If the mood in the city's tourism industry was blue in the weeks since severe acute respiratory syndrome arrived in Canada last month, it turned downright black Wednesday.

"This is very, very sad," said a rueful Bud Purves, the usually chipper president of the CN Tower, arguably Canada's most recognizable tourist attraction.

"I'm not going to sugar-coat this; I think it will have a very severe downturn on us," Mr. Purves said. "This is going to hit the pocketbook of every person in Toronto."

Mr. Purves said he has had "a number of cancellations" in recent weeks; receipts over the Easter long weekend were down 15 per cent compared to previous years.

Each year, Toronto plays host to some 16 million visitors who fuel the city's second largest industry to the tune of more than $3.4-billion each year.

The ensuing economic impact is worth more than $7-billion annually and supports some 95,000 jobs in the greater Toronto area alone, says Tourism Toronto.

"We do know that the impacts on hotel reservations are very severe," said Joe Halstead, the city's commissioner of economic development.

"We know that our restaurants are in dire straits in particular in certain sectors of the city. We know that our retail sector is feeling the pinch in major ways."

It's hard to estimate the exact impact to date, since returns on sales tax in Ontario - the traditional benchmark used to gauge tourism spending - are three months behind, Mr. Halstead said.

But anecdotal evidence from retailers suggests sales are down by between 20 and 30 per cent, he said. Some restaurants in the downtown core say they've lost more than half their customers.

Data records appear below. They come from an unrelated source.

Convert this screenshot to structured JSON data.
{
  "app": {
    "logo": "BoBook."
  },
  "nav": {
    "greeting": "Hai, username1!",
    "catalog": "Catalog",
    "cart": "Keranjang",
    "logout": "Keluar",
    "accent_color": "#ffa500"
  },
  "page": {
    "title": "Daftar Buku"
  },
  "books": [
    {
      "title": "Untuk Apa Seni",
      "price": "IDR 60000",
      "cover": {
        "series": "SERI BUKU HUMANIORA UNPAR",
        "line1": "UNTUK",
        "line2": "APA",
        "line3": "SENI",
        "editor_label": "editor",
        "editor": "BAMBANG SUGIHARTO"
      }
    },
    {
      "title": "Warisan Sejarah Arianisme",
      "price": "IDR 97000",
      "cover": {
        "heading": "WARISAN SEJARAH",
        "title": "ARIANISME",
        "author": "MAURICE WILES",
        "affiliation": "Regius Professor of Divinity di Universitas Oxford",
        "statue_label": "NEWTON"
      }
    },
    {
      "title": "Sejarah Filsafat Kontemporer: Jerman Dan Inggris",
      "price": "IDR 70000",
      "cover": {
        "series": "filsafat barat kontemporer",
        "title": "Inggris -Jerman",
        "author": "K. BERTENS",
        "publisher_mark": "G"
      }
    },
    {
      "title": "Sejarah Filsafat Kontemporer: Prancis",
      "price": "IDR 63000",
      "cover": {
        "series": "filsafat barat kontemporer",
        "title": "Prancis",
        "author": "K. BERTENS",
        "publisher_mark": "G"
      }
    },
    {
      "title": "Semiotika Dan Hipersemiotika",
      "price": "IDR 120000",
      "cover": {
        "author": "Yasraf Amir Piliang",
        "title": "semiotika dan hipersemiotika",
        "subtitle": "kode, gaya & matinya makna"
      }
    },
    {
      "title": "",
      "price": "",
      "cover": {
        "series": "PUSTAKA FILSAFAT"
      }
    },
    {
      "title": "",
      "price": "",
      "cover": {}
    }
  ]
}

Bruce MacMillan, Tourism Toronto president and chief executive, announced plans for a coalition of business, government and labour leaders who will devise ways to keep damage to a minimum.

For the moment, however, the plan is to keep tour operators, convention organizers and the like from pulling the plug for no good reason, Mr. MacMillan said.

"Not all the facts are getting out to them," he said.

"We are talking to every convention organizer, we're talking to every tour operator, we are getting them the information. That's what people want right now, they want the facts."

To date, two major conventions scheduled for Toronto have been cancelled, Mr. MacMillan said: the American Association of Cancer Research and the Society of Vascular Surgery, which together were worth $25-million to the city.

But not all the news is bad, he added.

Two high-profile conferences, the U.S. National Association of School Psychologists and the Industrial Accident Prevention Association, went ahead as scheduled, and the 20th annual Toronto Wine Show had one of its best years ever.

Tourism isn't Toronto's only soft spot, either. Mr. Lastman said he intends to ask the big banks to defer loan and mortgage payments for those affected by the outbreak.

He also declared a moratorium on evicting people who can't pay their rent because they've been sick or forced to stay home.

"This isn't a city in the grips of fear and panic," Mr. Lastman said. "This is a city of 2.5 million people going about their business the same way they always did."

Just how serious the impact of the WHO advisory will be remains to be seen, economists say. But SARS has already prompted some to trim Canada's GDP growth forecasts by a full percentage point.

Bank of Canada governor David Dodge said SARS was certain to have a major impact in Toronto, which in turn could trigger a modest effect in other parts of the country, but added it was "far too early" to say how much.

Tourism, hospitality and travel sectors will be hardest hit, he said.

But Dodge was quick to note that much of the impact will be deferred spending; events and visits that are merely postponed until a later date rather than cancelled altogether. That appears to be the case at the Ontario Science Centre, where some groups have cancelled their plans, said spokesman Matt Akler.

"A number of them also though have rebooked for down the road when they expect things aren't as much of a concern."